How to Maximize the Positives of Generative AI and GPT

How to Maximize the Positives of Generative AI and GPT


Meta’s Arun Rao (’13) unveils developments in this transformational form of AI

March 25, 2024

UCLA Anderson lecturer Arun Rao (’13), lead project manager in generative AI at Meta, joined Easton Technology Management Center faculty director Terry Kramer for a talk titled Generative AI and GPT: The Latest Developments Unveiled. The conversation, presented by the Easton Center, offered an update to Rao’s popular presentation last fall, in which he introduced generative AI as a transformational form of AI that can “create” new content and ideas, including conversations, stories, images, videos and music.

Here are some highlights of their conversation:

Accelerate Now

According to Rao, acceleration in generative AI is taking place in three-to-nine-month cycles. Previously, the doubling of AI probably took 18 months, but now there are subcycles that aren’t very long. Rao notes that if a company pauses a project for a year, it could find itself far behind in terms of the level of artificial intelligence it has to work with.

Scaling Laws Are a Big Deal

In AI, scaling laws mean that if you increase the size of a network and the amount of amount of data you’re feeding it, you get an increase in performance. Rao says that scaling laws are a big deal, and the trend is in cheap, mass-available intelligence through which “you could have an army of automated workers behind you to do anything you want.”

Rao says scaling up affects everyone, everywhere. It allows everyone to become more productive, from the individual to small businesses to large companies, and we need to be very thoughtful about it.

“The main thing is to use all the tools, use all the agents. Disrupt yourself. You’ll often find when you start using the tools, maybe once a month, then once a week, then daily, then multiple times a day, it just takes effort to get to understand them and know how they fit into your workflows. The economic value is great.”

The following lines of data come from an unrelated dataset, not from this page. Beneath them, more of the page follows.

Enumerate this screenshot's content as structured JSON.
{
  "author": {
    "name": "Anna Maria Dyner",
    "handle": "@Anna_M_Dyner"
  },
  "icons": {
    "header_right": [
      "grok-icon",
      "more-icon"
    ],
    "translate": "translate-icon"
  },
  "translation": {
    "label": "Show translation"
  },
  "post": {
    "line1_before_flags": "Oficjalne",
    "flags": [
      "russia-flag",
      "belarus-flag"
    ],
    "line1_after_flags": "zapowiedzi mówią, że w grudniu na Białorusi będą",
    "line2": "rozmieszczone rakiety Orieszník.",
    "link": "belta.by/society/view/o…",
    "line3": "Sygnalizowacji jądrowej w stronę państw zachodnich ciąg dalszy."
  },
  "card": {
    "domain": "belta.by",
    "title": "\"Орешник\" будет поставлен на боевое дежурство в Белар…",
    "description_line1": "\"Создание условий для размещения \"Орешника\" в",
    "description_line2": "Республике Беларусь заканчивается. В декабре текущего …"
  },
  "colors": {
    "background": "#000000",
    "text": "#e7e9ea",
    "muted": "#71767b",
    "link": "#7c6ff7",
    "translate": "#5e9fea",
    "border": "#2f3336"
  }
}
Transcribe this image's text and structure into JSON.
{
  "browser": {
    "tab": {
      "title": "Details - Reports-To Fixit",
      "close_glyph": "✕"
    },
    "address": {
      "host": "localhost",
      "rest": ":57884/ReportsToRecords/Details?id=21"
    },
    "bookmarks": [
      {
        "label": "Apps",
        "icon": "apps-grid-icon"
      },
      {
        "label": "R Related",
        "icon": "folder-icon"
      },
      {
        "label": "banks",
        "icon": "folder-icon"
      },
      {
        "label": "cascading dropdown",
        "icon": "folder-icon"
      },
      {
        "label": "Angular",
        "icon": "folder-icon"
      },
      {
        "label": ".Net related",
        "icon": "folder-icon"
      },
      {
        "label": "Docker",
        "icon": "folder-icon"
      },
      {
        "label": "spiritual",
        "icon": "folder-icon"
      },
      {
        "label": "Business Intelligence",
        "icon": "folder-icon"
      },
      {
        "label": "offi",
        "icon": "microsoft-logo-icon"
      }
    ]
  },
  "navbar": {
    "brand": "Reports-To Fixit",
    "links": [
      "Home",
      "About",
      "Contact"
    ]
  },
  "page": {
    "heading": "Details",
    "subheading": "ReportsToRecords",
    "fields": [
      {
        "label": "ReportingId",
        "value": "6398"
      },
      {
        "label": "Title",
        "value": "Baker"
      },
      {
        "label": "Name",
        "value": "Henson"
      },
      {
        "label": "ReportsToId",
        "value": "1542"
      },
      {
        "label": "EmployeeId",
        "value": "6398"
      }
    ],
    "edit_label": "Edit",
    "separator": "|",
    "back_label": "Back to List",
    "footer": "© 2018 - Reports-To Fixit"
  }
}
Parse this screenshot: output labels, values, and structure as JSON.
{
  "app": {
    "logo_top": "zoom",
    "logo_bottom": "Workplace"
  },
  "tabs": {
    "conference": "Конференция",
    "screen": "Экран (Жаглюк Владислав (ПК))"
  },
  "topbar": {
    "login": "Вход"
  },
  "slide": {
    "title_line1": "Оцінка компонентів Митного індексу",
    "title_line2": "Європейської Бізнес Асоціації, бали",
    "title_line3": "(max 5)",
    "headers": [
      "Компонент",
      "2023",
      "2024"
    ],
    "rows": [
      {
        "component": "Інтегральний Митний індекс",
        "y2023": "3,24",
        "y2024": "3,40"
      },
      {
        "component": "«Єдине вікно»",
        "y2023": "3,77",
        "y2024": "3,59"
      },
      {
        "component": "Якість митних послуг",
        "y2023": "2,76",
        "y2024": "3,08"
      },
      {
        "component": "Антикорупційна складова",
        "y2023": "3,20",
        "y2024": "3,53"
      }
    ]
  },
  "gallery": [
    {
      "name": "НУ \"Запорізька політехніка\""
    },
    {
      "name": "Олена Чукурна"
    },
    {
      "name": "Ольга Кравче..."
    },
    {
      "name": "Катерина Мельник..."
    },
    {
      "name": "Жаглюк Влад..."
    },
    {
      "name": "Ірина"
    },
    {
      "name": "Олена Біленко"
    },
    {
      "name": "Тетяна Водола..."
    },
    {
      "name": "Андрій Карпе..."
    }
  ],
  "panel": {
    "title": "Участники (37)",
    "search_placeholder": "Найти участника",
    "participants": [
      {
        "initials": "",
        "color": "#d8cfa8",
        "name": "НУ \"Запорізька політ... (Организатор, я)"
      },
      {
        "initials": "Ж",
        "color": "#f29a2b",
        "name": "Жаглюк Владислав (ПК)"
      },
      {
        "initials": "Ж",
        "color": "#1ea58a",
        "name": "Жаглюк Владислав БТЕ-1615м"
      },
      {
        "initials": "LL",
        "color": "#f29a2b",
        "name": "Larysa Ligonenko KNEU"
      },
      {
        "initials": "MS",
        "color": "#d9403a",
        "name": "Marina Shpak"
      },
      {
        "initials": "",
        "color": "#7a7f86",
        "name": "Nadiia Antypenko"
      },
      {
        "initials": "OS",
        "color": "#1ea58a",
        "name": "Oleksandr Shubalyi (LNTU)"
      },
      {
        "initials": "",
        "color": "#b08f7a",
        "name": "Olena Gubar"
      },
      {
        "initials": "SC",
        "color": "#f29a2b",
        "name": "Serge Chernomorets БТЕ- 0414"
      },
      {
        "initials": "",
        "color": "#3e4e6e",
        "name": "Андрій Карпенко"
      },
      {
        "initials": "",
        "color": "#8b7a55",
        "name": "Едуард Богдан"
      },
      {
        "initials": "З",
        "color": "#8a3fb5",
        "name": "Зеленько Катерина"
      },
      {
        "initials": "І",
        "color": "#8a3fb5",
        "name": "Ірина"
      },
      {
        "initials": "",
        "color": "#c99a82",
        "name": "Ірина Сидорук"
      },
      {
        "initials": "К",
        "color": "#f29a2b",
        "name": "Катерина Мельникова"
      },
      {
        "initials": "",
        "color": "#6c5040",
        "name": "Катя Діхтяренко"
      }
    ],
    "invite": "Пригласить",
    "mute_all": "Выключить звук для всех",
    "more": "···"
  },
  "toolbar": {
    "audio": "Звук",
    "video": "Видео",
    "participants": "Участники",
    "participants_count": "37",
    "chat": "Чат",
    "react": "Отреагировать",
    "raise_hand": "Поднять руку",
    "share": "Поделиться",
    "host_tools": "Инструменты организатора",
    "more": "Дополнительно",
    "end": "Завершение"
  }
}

Rao believes the impact on civilization is going to be much larger than we expect. “We all have the burden to figure out how to maximize the positives and also minimize the costs that come from AI in a thoughtful way.”

What Does It Mean for Consumers, Business and Society?

In his summary of the conversation, Kramer mentioned three categories of those who will be affected by generative AI technology: First, individuals, whether they are consumers or workers. Next, companies. And third, society.

For individuals, AI is going to change products and services as well as user experiences, whether through virtual assistants or increased knowledge management capabilities. “The impact on workers is going to be profound,” Kramer says. “AI is not going to take people’s jobs but those who use AI will take jobs away from people who don’t use AI.”

Companies that have been “digital first” are going to have to become “AI first.” Many companies are going to fall behind if they are not AI first, including some legacy companies. As a result, we are going to see changes in relative competitive positions.

The impact on society, according to Kramer, is actually very similar to the impact on individuals and companies. There will be changes in outcomes depending on how technology and AI are managed.

“Basically, the message is, whether it’s an individual, a company or society at large, you better get in and use this stuff,” says Kramer. “That doesn’t mean that we don’t need guardrails. It doesn’t mean you don’t have to be thoughtful about product design. But hanging back can actually create a much bigger negative outcome; broadly, a divide between workers, companies and societies who use or don’t use this technology.”